A story of the New World venturers, of wilderness and settlement, of witchcraft and war.
In the 1630s two young girls from different villages sailed from England with their Puritan families, part of the great 17th century migration to the New World. Settled in the Connecticut River Valley, they came face to face with the rigors of life among the Puritans. This story is based on the lives of Mary Bliss Parsons and her enemy Sarah Lyman Bridgeman who suffered from an epic jealousy fueled by superstition. This fictional account of a true story takes us back to the beginning of a country founded on a dream, where life was perilous, where fear and envy would lead to redemption and ruin.
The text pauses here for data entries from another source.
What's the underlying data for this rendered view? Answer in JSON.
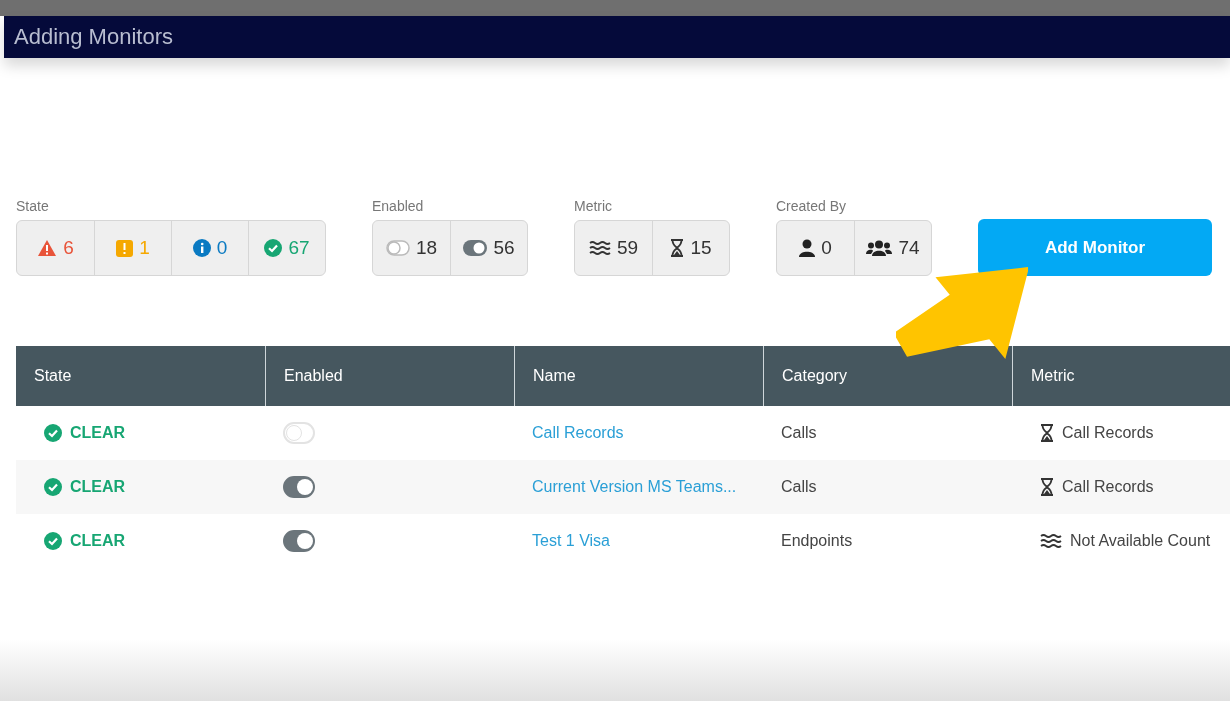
{
  "window": {
    "title": "Adding Monitors"
  },
  "filters": [
    {
      "label": "State",
      "items": [
        {
          "kind": "warning",
          "count": "6",
          "color": "#e8543a"
        },
        {
          "kind": "alert",
          "count": "1",
          "color": "#f5a800"
        },
        {
          "kind": "info",
          "count": "0",
          "color": "#0a7ac2"
        },
        {
          "kind": "ok",
          "count": "67",
          "color": "#17a673"
        }
      ]
    },
    {
      "label": "Enabled",
      "items": [
        {
          "kind": "toggle-off",
          "count": "18",
          "color": "#333333"
        },
        {
          "kind": "toggle-on",
          "count": "56",
          "color": "#333333"
        }
      ]
    },
    {
      "label": "Metric",
      "items": [
        {
          "kind": "wave",
          "count": "59",
          "color": "#333333"
        },
        {
          "kind": "hourglass",
          "count": "15",
          "color": "#333333"
        }
      ]
    },
    {
      "label": "Created By",
      "items": [
        {
          "kind": "user",
          "count": "0",
          "color": "#333333"
        },
        {
          "kind": "users",
          "count": "74",
          "color": "#333333"
        }
      ]
    }
  ],
  "add_button": "Add Monitor",
  "table": {
    "columns": [
      "State",
      "Enabled",
      "Name",
      "Category",
      "Metric"
    ],
    "rows": [
      {
        "state": "CLEAR",
        "enabled": false,
        "name": "Call Records",
        "category": "Calls",
        "metric": {
          "kind": "hourglass",
          "label": "Call Records"
        }
      },
      {
        "state": "CLEAR",
        "enabled": true,
        "name": "Current Version MS Teams...",
        "category": "Calls",
        "metric": {
          "kind": "hourglass",
          "label": "Call Records"
        }
      },
      {
        "state": "CLEAR",
        "enabled": true,
        "name": "Test 1 Visa",
        "category": "Endpoints",
        "metric": {
          "kind": "wave",
          "label": "Not Available Count"
        }
      }
    ]
  }
}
WHEN SHE AWOKE, Mary found herself alone in the dark, sitting on the rutted road where her bare feet had slipped and she had fallen. She tried to collect herself; wondering what great hand had plucked her from her bed and set her down out of doors under the full moon. She remembered nothing, but she knew that in her sleep she had walked farther from her father’s house than she had ever walked alone. Excited by the thrill of adventure and the taste of freedom, she brushed herself off and continued on through the granite gateway, across the stile, through the thicket to the millpond which ran to deep pools swimming with trout now hidden under the dark water.
At last she stood on an ancient stone bridge looking up at the Beacon, smooth and round as a loaf of risen dough. “O night! I am moonblind!” she called, her small voice echoing down the cleave.
No one knows for certain when Cornet Joseph Parsons came to the New World but his place of birth is known. He was born in Beaminster, Dorset, England and baptized on June 25,1620 the same year the Pilgrim Fathers landed at Plymouth. We know that he was at Springfield in 1636 when, at the age of 16, he witnessed the land deal between the Indians and William Pynchon (among others) for the town of Springfield.
Less is known about his wife's beginnings. It is thought that Mary Bliss may have been born in Painswick Parish, Gloucestershire, England around 1627 and came to New England as a child. Her father, Thomas Bliss, appears as a simple yeoman in the records of Hartford, Connecticut by 1639.
In 1646 Mary and Joseph were married in Hartford and later, settled in Springfield, Massachusetts where they, like the rest of the village, were swept up in the "witch excitement" involving Hugh and Mary (Lewis) Parsons. In 1654 Joseph, Mary, and their growing family (along with others, mostly from Hartford), founded the town of Northampton, Massachusetts, the northern most outpost on the frontier at the time. There Joseph increased his wealth, becoming a prominent citizen of the town.
Mary did not fare so well and in 1656 Joseph brought suit for slander against Sarah Lyman Bridgeman for "calling his wife a witch." The slander suit was settled in Joseph Parsons' favor but in 1674 Mary was accused of witchcraft by the same family and sent to Boston where she was indicted and thrown into jail to await her trial on May 13, 1675. Two of the judges in Mary's case, Seventeen years later, William Stoughton and Thomas Danforth (judges who tired Mary's case) went on to try the Salem "witches."
Some of the men who sat in judgment of Mary Bliss Parsons at her trial in Boston on May 13, 1675.
Governor Simon Bradstreet,
Court of Assistants, husband of the poet Anne Bradststreet.
Thomas Danforth as portrayed by Paul Scofield in The Crucible.
Then Governor John Leverett, chief judge.
.William Stoughton, Court of Assistants and later judge at the Salem Witch Trials.
William Pynchon, founder of Springfield and a likely benefactor of Joseph Parsons.
Northampton Home Lots
The author is an 11th generation descendant of Mary Bliss Parsons
1. Mary Bliss Parsons (b. about 1627 - d. 1-29-1712) and her husband Cornet Joseph Parsons
(b. 1620 - d. 10-9-1683)
2. Lt. Samuel Parsons (b. 1-23-1652- d. 11-19-1734, m. about 1677, Elizabeth Cooke)
3. Samuel Parsons Jr. (b. between 1686 & 1690 - d. between 1713 and 1724, m. Mary Wheeler, 1711)
4. John Parsons (6-2-1713 - d. 6-1760, m. Esther Hall)
5. John Parsons (b. 11-25-1753 - d. 3-4-1848 - m. Asenath Carrington 12-11-1783)
6. Leverett Parsons (b. 12-3-1790 - d. 5-1869)
7. Charles Hill Parsons (b. 10-25-1830 - d. 9-3-1867)
8. Abner Charles Parsons (b. 2-4-1866 - d. 1951)
9. Marguerite Parsons Vorbeck (b. 5-30-1891 - d. 1967, m. Herman W. Vorbeck, 1914)
10. Herman Parsons Vorbeck (b. 4-6-1915 - 11-1995, m. Bette Burgess, 1937)